**Your assignment**
Only the lines containing "panel" belong in the answer; find them in the material below.

**Dataset excerpts**
┌────────

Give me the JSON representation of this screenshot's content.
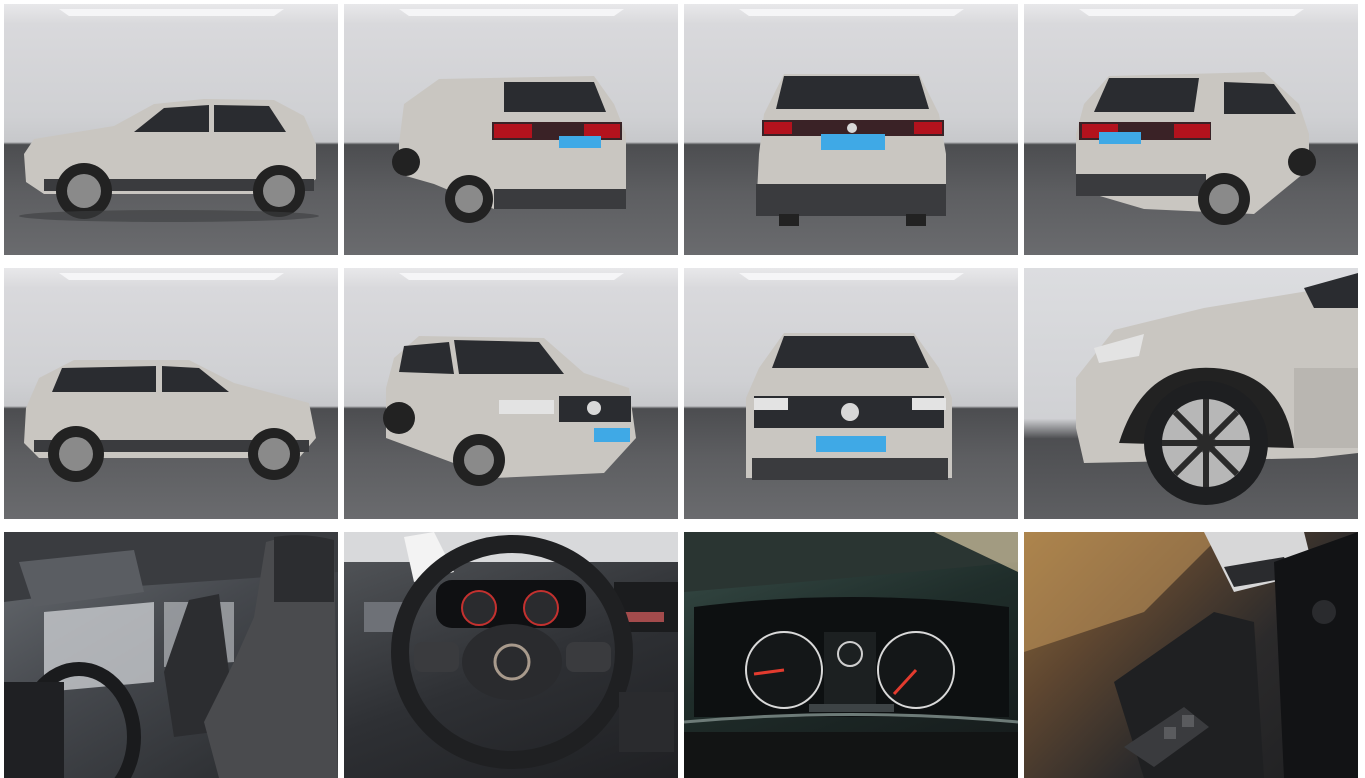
{
  "gallery": {
    "tiles": [
      {
        "view": "side-left",
        "icon": "car-side-left-photo"
      },
      {
        "view": "rear-left-three-quarter",
        "icon": "car-rear-three-quarter-photo"
      },
      {
        "view": "rear",
        "icon": "car-rear-photo"
      },
      {
        "view": "rear-right-three-quarter",
        "icon": "car-rear-three-quarter-right-photo"
      },
      {
        "view": "side-right",
        "icon": "car-side-right-photo"
      },
      {
        "view": "front-left-three-quarter",
        "icon": "car-front-three-quarter-photo"
      },
      {
        "view": "front",
        "icon": "car-front-photo"
      },
      {
        "view": "front-wheel-detail",
        "icon": "car-wheel-detail-photo"
      },
      {
        "view": "interior-front-seats",
        "icon": "car-seats-photo"
      },
      {
        "view": "steering-wheel",
        "icon": "steering-wheel-photo"
      },
      {
        "view": "instrument-cluster",
        "icon": "instrument-cluster-photo"
      },
      {
        "view": "door-panel",
        "icon": "door-panel-photo"
      }
    ]
  },
  "colors": {
    "car_body": "#c9c6c1",
    "studio_wall": "#d4d5d8",
    "studio_floor": "#555659",
    "plate": "#3fa9e6",
    "taillight": "#b3121d"
  }
}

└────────

**Answer for the task**
        "view": "door-panel",
        "icon": "door-panel-photo"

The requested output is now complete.